Fujisaki Hachiman-gū (藤崎八幡宮) is a Shinto shrine located in Chūō-ku, Kumamoto, Kumamoto, Japan. It is dedicated to Emperor Ōjin, Empress Jingū and Sumiyoshi Sanjin.
In 935, Fujisaki Hachimangu was established with the Bunrei of Iwashimizu Hachiman-gū Kyoto, at Chausuyama (now Kumamoto Fujisakidai Baseball Stadium), Kumamoto Castle at the order of Emperor Suzaku. The word Fuji derives from a tale that at the time of establishment, sticking of fuji resulted in fuji Wisteria taking root and grew. Fujisaki Hachimangu has been respected as the defender of Higo, Kumamoto Prefecture. In 1542, Emperor Go-Nara presented a wooden frame 八幡藤崎宮 which is now engraved over the Torii. Rebuilding of the shrine, 20 years apart, had been made with the order of the Emperor.
In 1877, the shrine was burnt amid the battle of Satsuma Rebellion and was reconstructed at Igawabuchi Machi, the present location.
In the modern system of ranked Shinto Shrines, Fujisaki was listed in 1915 among the 3rd class of nationally significant shrines or Kokuhei Shōsha (国幣小社).
In 1952, the shrine was designated a Religious corporation.

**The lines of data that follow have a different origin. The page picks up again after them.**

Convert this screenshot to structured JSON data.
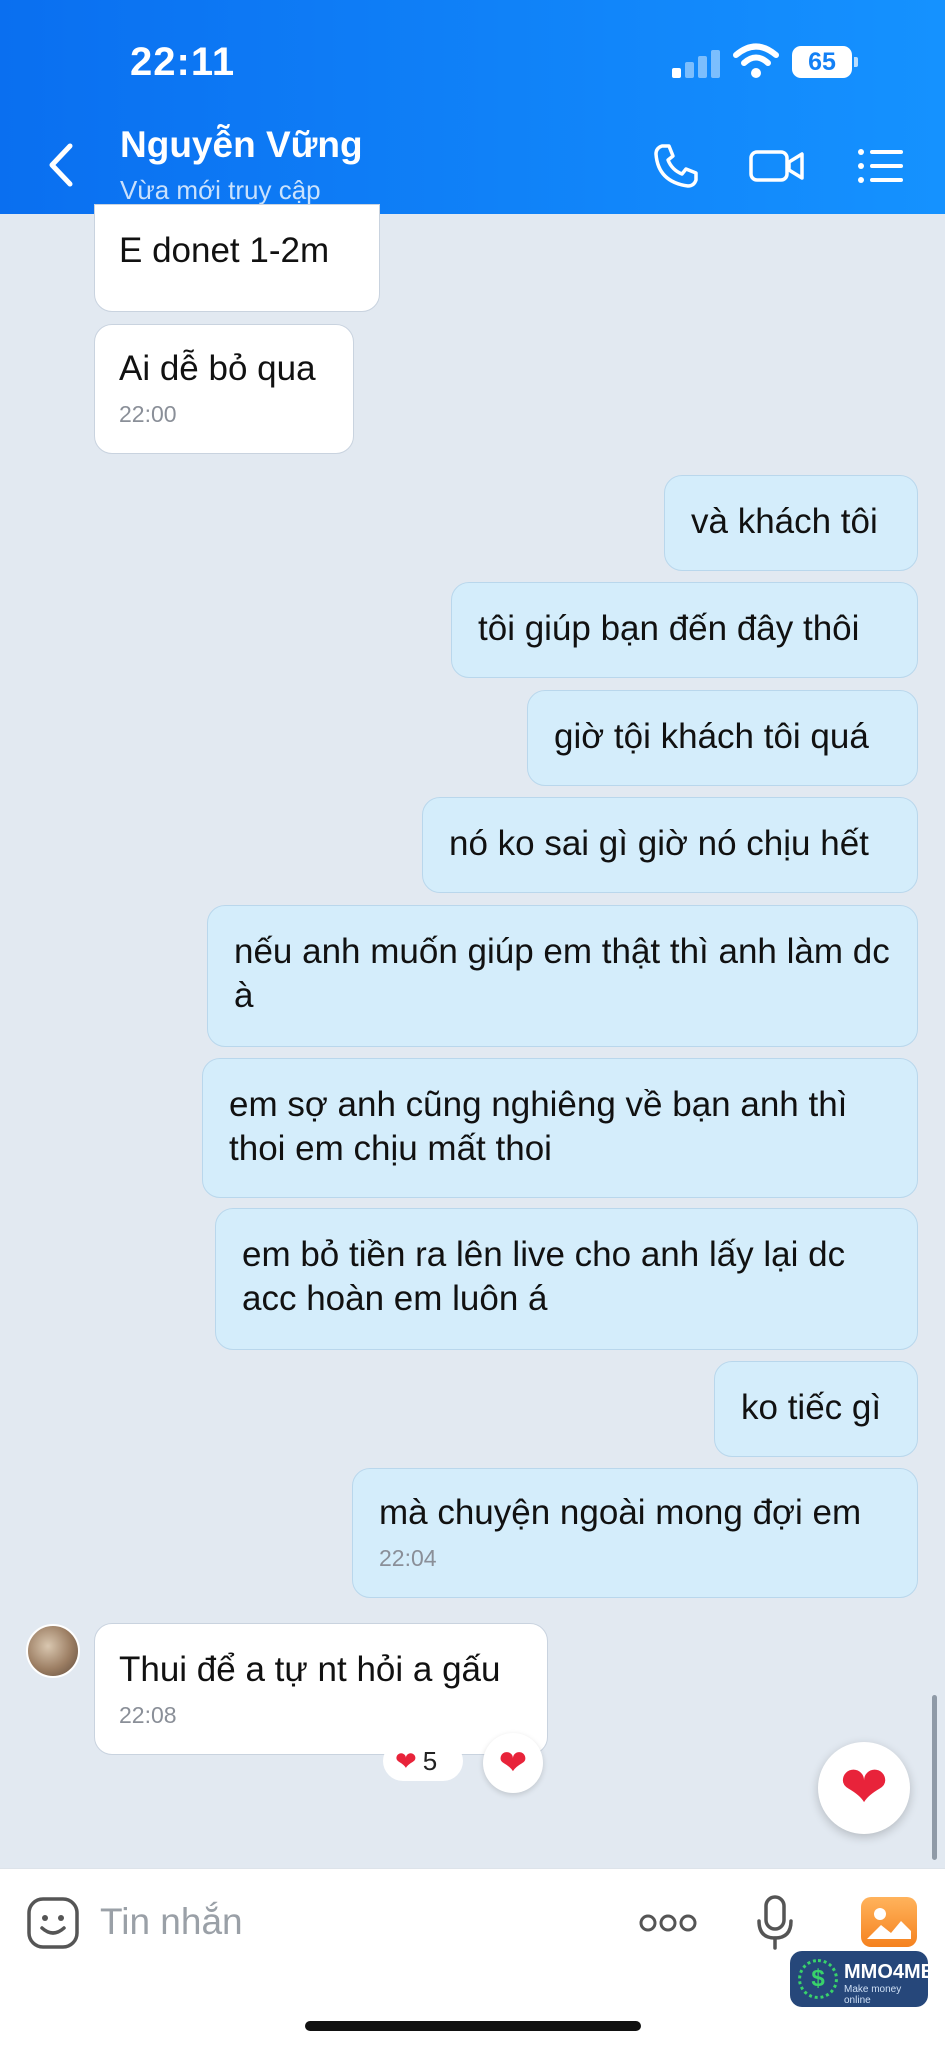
{
  "status_bar": {
    "time": "22:11",
    "battery": "65"
  },
  "header": {
    "contact_name": "Nguyễn Vững",
    "contact_status": "Vừa mới truy cập",
    "icons": [
      "back-chevron-icon",
      "phone-icon",
      "video-call-icon",
      "menu-list-icon"
    ]
  },
  "messages": [
    {
      "side": "in",
      "text": "E donet 1-2m"
    },
    {
      "side": "in",
      "text": "Ai dễ bỏ qua",
      "time": "22:00"
    },
    {
      "side": "out",
      "text": "và khách tôi"
    },
    {
      "side": "out",
      "text": "tôi giúp bạn đến đây thôi"
    },
    {
      "side": "out",
      "text": "giờ tội khách tôi quá"
    },
    {
      "side": "out",
      "text": "nó ko sai gì giờ nó chịu hết"
    },
    {
      "side": "out",
      "text": "nếu anh muốn giúp em thật thì anh làm dc à"
    },
    {
      "side": "out",
      "text": "em sợ anh cũng nghiêng về bạn anh thì thoi em chịu mất thoi"
    },
    {
      "side": "out",
      "text": "em bỏ tiền ra lên live cho anh lấy lại dc acc hoàn em luôn á"
    },
    {
      "side": "out",
      "text": "ko tiếc gì"
    },
    {
      "side": "out",
      "text": "mà chuyện ngoài mong đợi em",
      "time": "22:04"
    },
    {
      "side": "in",
      "text": "Thui để a tự nt hỏi a gấu",
      "time": "22:08"
    }
  ],
  "reaction": {
    "icon": "heart-icon",
    "count": "5"
  },
  "composer": {
    "placeholder": "Tin nhắn"
  },
  "watermark": {
    "title": "MMO4ME",
    "subtitle": "Make money online",
    "coin_glyph": "$"
  },
  "colors": {
    "header": "#1380f5",
    "outgoing_bubble": "#d4edfb",
    "incoming_bubble": "#ffffff",
    "chat_background": "#e2e9f1",
    "heart": "#e8233a"
  }
}
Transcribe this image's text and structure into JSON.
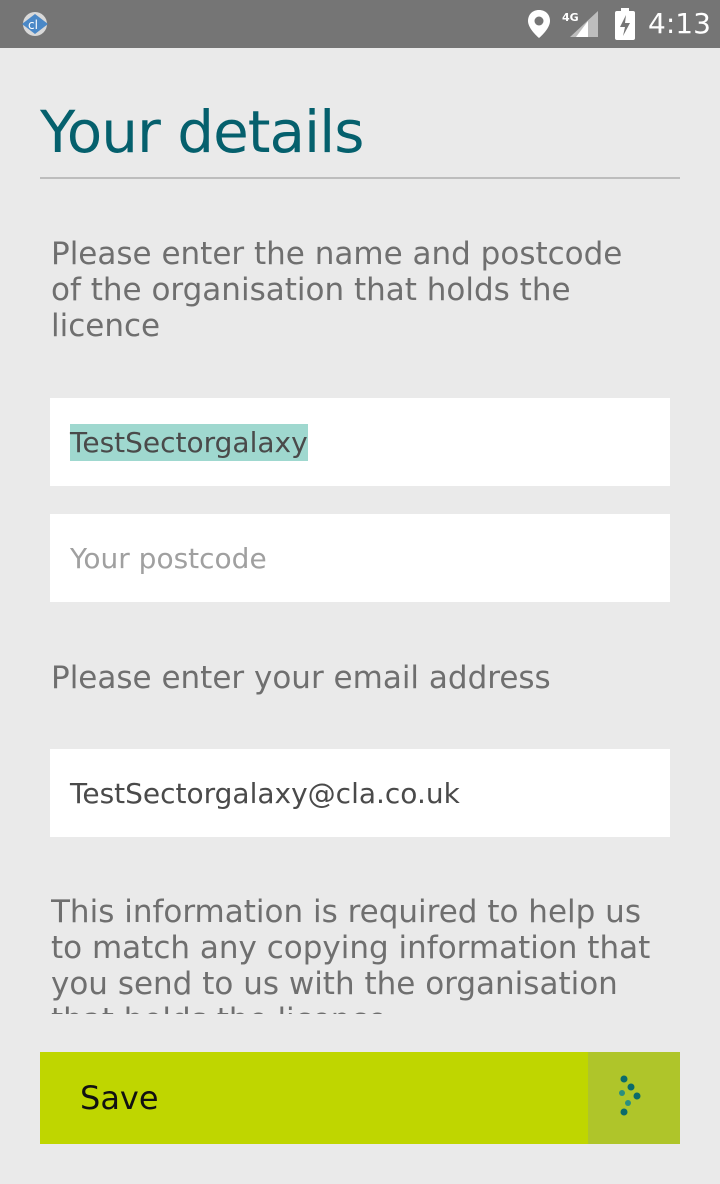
{
  "status_bar": {
    "time": "4:13",
    "network": "4G",
    "icons": [
      "app-notification-icon",
      "location-icon",
      "signal-icon",
      "battery-charging-icon"
    ]
  },
  "page": {
    "title": "Your details",
    "org_instructions": "Please enter the name and postcode of the organisation that holds the licence",
    "email_instructions": "Please enter your email address",
    "info_text": "This information is required to help us to match any copying information that you send to us with the organisation that holds the licence"
  },
  "fields": {
    "organisation_name": {
      "value": "TestSectorgalaxy",
      "placeholder": ""
    },
    "postcode": {
      "value": "",
      "placeholder": "Your postcode"
    },
    "email": {
      "value": "TestSectorgalaxy@cla.co.uk",
      "placeholder": ""
    }
  },
  "footer": {
    "save_label": "Save",
    "save_icon": "dotted-arrow-icon",
    "colors": {
      "save_bg": "#bfd600",
      "icon_bg": "#afc52a",
      "title": "#05606d"
    }
  }
}
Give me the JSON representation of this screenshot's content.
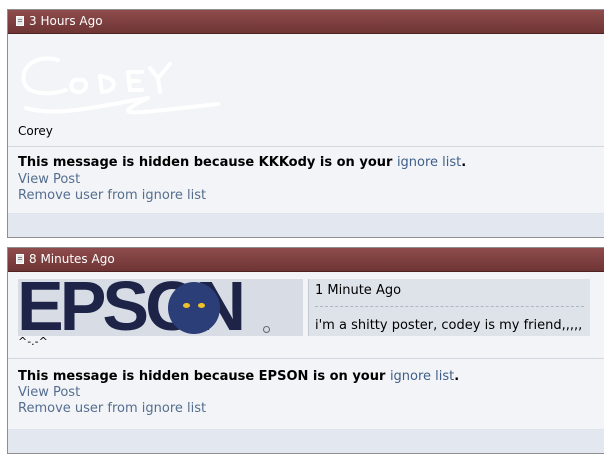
{
  "posts": [
    {
      "time": "3 Hours Ago",
      "signature_name": "Corey",
      "hidden_prefix": "This message is hidden because KKKody is on your ",
      "ignore_link": "ignore list",
      "hidden_suffix": ".",
      "view_post": "View Post",
      "remove_user": "Remove user from ignore list"
    },
    {
      "time": "8 Minutes Ago",
      "avatar_text": "EPSON",
      "avatar_caption": "^-.-^",
      "quote_time": "1 Minute Ago",
      "quote_text": "i'm a shitty poster, codey is my friend,,,,,",
      "hidden_prefix": "This message is hidden because EPSON is on your ",
      "ignore_link": "ignore list",
      "hidden_suffix": ".",
      "view_post": "View Post",
      "remove_user": "Remove user from ignore list"
    }
  ],
  "colors": {
    "header": "#7b3c3c",
    "link": "#556e8f",
    "post_bg": "#f2f4f7"
  }
}
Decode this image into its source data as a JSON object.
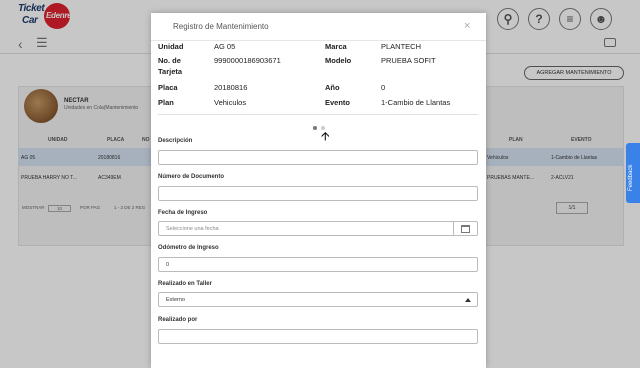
{
  "header": {
    "logo_line1": "Ticket",
    "logo_line2": "Car",
    "logo_badge": "Edenred"
  },
  "background": {
    "add_button": "AGREGAR MANTENIMIENTO",
    "card_title": "NECTAR",
    "card_subtitle": "Unidades en Cola(Mantenimiento",
    "columns": [
      "UNIDAD",
      "PLACA",
      "NO",
      "PLAN",
      "EVENTO"
    ],
    "rows": [
      {
        "unidad": "AG 05",
        "placa": "20180816",
        "plan": "Vehiculos",
        "evento": "1-Cambio de Llantas"
      },
      {
        "unidad": "PRUEBA HARRY NO T...",
        "placa": "AC349EM",
        "plan": "PRUEBAS MANTE...",
        "evento": "2-ACLV21"
      }
    ],
    "pager_left": "MOSTRAR",
    "page_size": "10",
    "pager_mid": "POR PAG",
    "pager_range": "1 - 2 DE 2 REG",
    "page_indicator": "1/1"
  },
  "feedback_label": "Feedback",
  "modal": {
    "title": "Registro de Mantenimiento",
    "close_icon": "×",
    "info": {
      "unidad_label": "Unidad",
      "unidad_value": "AG 05",
      "marca_label": "Marca",
      "marca_value": "PLANTECH",
      "tarjeta_label_1": "No. de",
      "tarjeta_label_2": "Tarjeta",
      "tarjeta_value": "9990000186903671",
      "modelo_label": "Modelo",
      "modelo_value": "PRUEBA SOFIT",
      "placa_label": "Placa",
      "placa_value": "20180816",
      "anio_label": "Año",
      "anio_value": "0",
      "plan_label": "Plan",
      "plan_value": "Vehiculos",
      "evento_label": "Evento",
      "evento_value": "1-Cambio de Llantas"
    },
    "fields": {
      "descripcion_label": "Descripción",
      "descripcion_value": "",
      "documento_label": "Número de Documento",
      "documento_value": "",
      "fecha_label": "Fecha de Ingreso",
      "fecha_placeholder": "Seleccione una fecha",
      "odometro_label": "Odómetro de Ingreso",
      "odometro_value": "0",
      "taller_label": "Realizado en Taller",
      "taller_selected": "Externo",
      "realizado_label": "Realizado por",
      "realizado_value": ""
    }
  }
}
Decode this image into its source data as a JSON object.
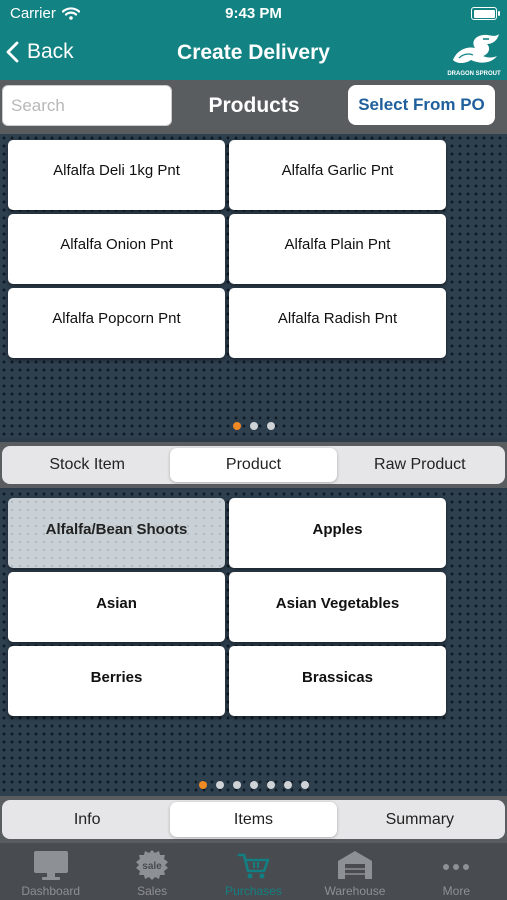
{
  "status_bar": {
    "carrier": "Carrier",
    "time": "9:43 PM"
  },
  "nav": {
    "back_label": "Back",
    "title": "Create Delivery",
    "logo_text": "DRAGON SPROUT"
  },
  "toolbar": {
    "search_placeholder": "Search",
    "search_value": "",
    "heading": "Products",
    "select_po_label": "Select From PO"
  },
  "products": [
    "Alfalfa Deli 1kg Pnt",
    "Alfalfa Garlic Pnt",
    "Alfalfa Onion Pnt",
    "Alfalfa Plain Pnt",
    "Alfalfa Popcorn Pnt",
    "Alfalfa Radish Pnt"
  ],
  "products_pager": {
    "pages": 3,
    "current": 1
  },
  "type_segment": {
    "options": [
      "Stock Item",
      "Product",
      "Raw Product"
    ],
    "selected": "Product"
  },
  "categories": [
    "Alfalfa/Bean Shoots",
    "Apples",
    "Asian",
    "Asian Vegetables",
    "Berries",
    "Brassicas"
  ],
  "selected_category": "Alfalfa/Bean Shoots",
  "categories_pager": {
    "pages": 7,
    "current": 1
  },
  "section_segment": {
    "options": [
      "Info",
      "Items",
      "Summary"
    ],
    "selected": "Items"
  },
  "tab_bar": [
    {
      "label": "Dashboard",
      "icon": "monitor-icon",
      "active": false
    },
    {
      "label": "Sales",
      "icon": "sale-tag-icon",
      "active": false
    },
    {
      "label": "Purchases",
      "icon": "cart-icon",
      "active": true
    },
    {
      "label": "Warehouse",
      "icon": "warehouse-icon",
      "active": false
    },
    {
      "label": "More",
      "icon": "more-icon",
      "active": false
    }
  ],
  "colors": {
    "teal": "#138283",
    "toolbar_gray": "#5a5d60",
    "accent_orange": "#f08a24",
    "link_blue": "#1e5f9c"
  }
}
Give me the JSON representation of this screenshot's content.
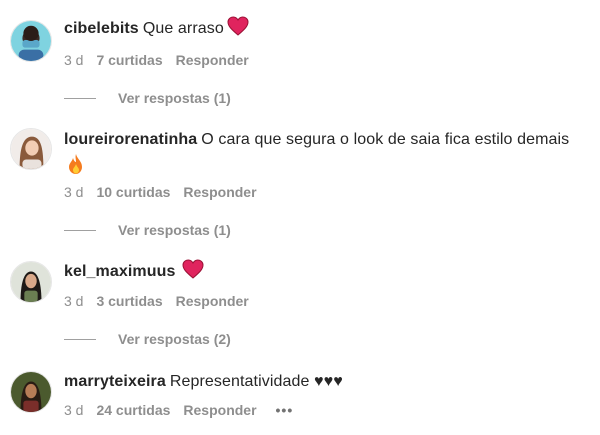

Of the events of the shrine, most known is the parade of Kami with horses in September. This had been called Boshita Festival because seko(followers) followed dancing horses, shouting Boshita Boshita. However, this reminded human-right nervous people of Horoboshita meaning that Korea was destroyed, and the name of Boshita Festival disappeared because of too nervous people. Korea had never been defeated at the time of Kato Kiyomasa. Now they shout, Doukai Doukai.